Talbot Mentors Encourages Volunteers To Find Their Buddies

January is National Mentoring Month and Talbot Mentors is inviting members of the community to make new year’s resolutions to become mentors. An open house on Tuesday, January 12, from 4 to 7 p.m. at the organization’s new location on Maryland Avenueprovides an opportunity for those interested to learn more about the program.

Talbot Mentors has grown steadily since its founding in 1997, expanding both the number of children in the program and the support services it offers. It now serves more than 60 students in Talbot County, matching volunteers with children who can benefit from having additional adult friends in their lives.

Those volunteers are the heart of the organization and come from all walks of life within the community. Businesspeople and retirees, men, women and couples have all offered their time to befriend children in the program.

Each mentor has his or her own personal reason for volunteering. It can be something as simple as a desire to give back to the community or as complex as filling an empty-nest void. Dennis Stolte says he was looking for a “buddy.”

Married, without children, and retired from a career in government relations, Stolte had read articles about mentoring and had friends in the Talbot Mentors program. He thought about it for two years before finally deciding to give it a try.

That was almost four years ago. Stolte’s “buddy” since then has been 15-year-old Devon Greene.

“The neat thing is the amount of thought and work that goes into matching the mentors with the students,” said Stolte. In most cases, students are matched with same-sex volunteers, which can be a challenge, as there are usually more boys in need of mentors than male volunteers available.

The matching process then goes further, taking into consideration mutual interests, background and other factors. “They even try to think about travel time, so there is less inconvenience or cost in getting together with your mentee,” said Stolte, impressed with the care taken by the staff.

Stolte and Greene both grew up on farms and share a love of the outdoors. Spending time hunting and fishing together, Greene said, “It’s mainly just fun stuff. It’s great to have someone to do something with.”

“Mentoring isn’t complicated,” explained Stolte. “Most of us had an adult outside our family who provided friendship and stability to us when we were kids. That’s the most important thing about mentoring—being a friend to a kid.”

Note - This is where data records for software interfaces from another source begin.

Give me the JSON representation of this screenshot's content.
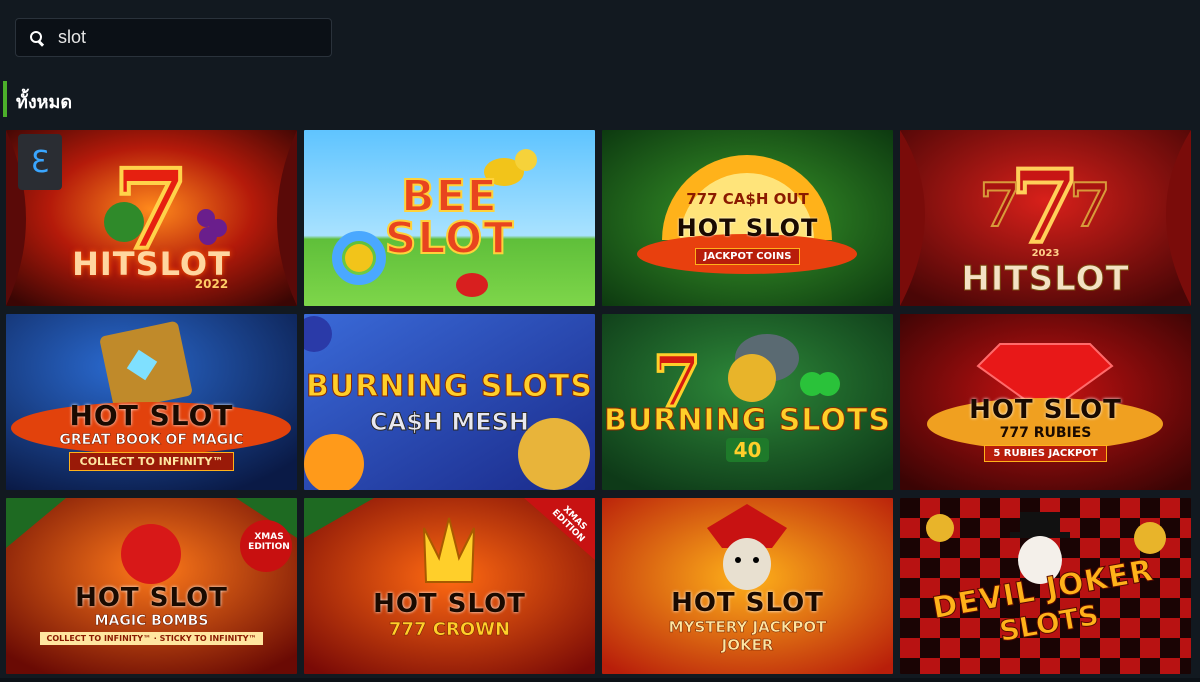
{
  "search": {
    "value": "slot",
    "icon": "search-icon"
  },
  "section": {
    "title": "ทั้งหมด",
    "accent": "#4caf2a"
  },
  "games": [
    {
      "title": "HITSLOT",
      "sub": "2022",
      "extra": "",
      "badge": ""
    },
    {
      "title": "BEE SLOT",
      "sub": "",
      "extra": "",
      "badge": ""
    },
    {
      "title": "HOT SLOT",
      "sub": "777 CA$H OUT",
      "extra": "JACKPOT COINS",
      "badge": ""
    },
    {
      "title": "HITSLOT",
      "sub": "2023",
      "extra": "",
      "badge": ""
    },
    {
      "title": "HOT SLOT",
      "sub": "GREAT BOOK OF MAGIC",
      "extra": "COLLECT TO INFINITY™",
      "badge": ""
    },
    {
      "title": "BURNING Slots",
      "sub": "CA$H MESH",
      "extra": "",
      "badge": ""
    },
    {
      "title": "BURNING Slots",
      "sub": "40",
      "extra": "",
      "badge": ""
    },
    {
      "title": "HOT SLOT",
      "sub": "777 RUBIES",
      "extra": "5 RUBIES JACKPOT",
      "badge": ""
    },
    {
      "title": "HOT SLOT",
      "sub": "MAGIC BOMBS",
      "extra": "COLLECT TO INFINITY™ · STICKY TO INFINITY™",
      "badge": "XMAS EDITION"
    },
    {
      "title": "HOT SLOT",
      "sub": "777 CROWN",
      "extra": "",
      "badge": "XMAS EDITION"
    },
    {
      "title": "HOT SLOT",
      "sub": "MYSTERY JACKPOT",
      "extra": "JOKER",
      "badge": ""
    },
    {
      "title": "DEVIL JOKER",
      "sub": "SLOTS",
      "extra": "",
      "badge": ""
    }
  ]
}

Often, new mentors make an effort to make changes in their mentee, expecting to have an immediate impact on the child’s life and outlook. Stolte advises other mentors not to do too much too soon. “You are not going to change a kid’s life overnight,” he said. “You are not a parent, but a friend.”

Stolte recalled his early expectations of turning Greene into an honor student. “It was too much pressure and I backed off,” he admitted.

“A lot of people are intimidated by the thought of being a mentor,” said Stolte. “It’s only spending a little time, being an unconditional friend, and being supportive.”

For Greene, it means “more stuff to do” and new experiences. He reported that he bagged his first deer while hunting with his mentor. He even has found additional mentors in Stolte’s friends who join them on hunting trips.

While mentors only commit to spending an hour or two each week for a year with their mentees, Stolte and Greene usually find themselves spending much more than that together. Enjoying bike riding and other sports in addition to hunting and fishing, they say it is easy to find things to do.

The organization sponsors activities throughout the year in support of the matches. There are service learning projects for students in which mentors may participate and special events for mentor-mentee pairs.

Mentors-only activities provide opportunities for volunteers to meet, exchange ideas and give support to each other.

Like many other mentors, Stolte reports having his own life enriched by the relationship. “Devon has mentored me, too,” he said. “He taught me how to ‘text.’ He advised me that men older than 55 probably shouldn’t wear shorts cut above the knee.

“He’s taught me patience and understanding that I wouldn’t have acquired otherwise, because I don’t have kids of my own. He’s my best buddy.”

For more information, to make a contribution, or to volunteer as a mentor, call Talbot Mentors at 410-770-5999 or visitwww.talbotmentors.org.

Comments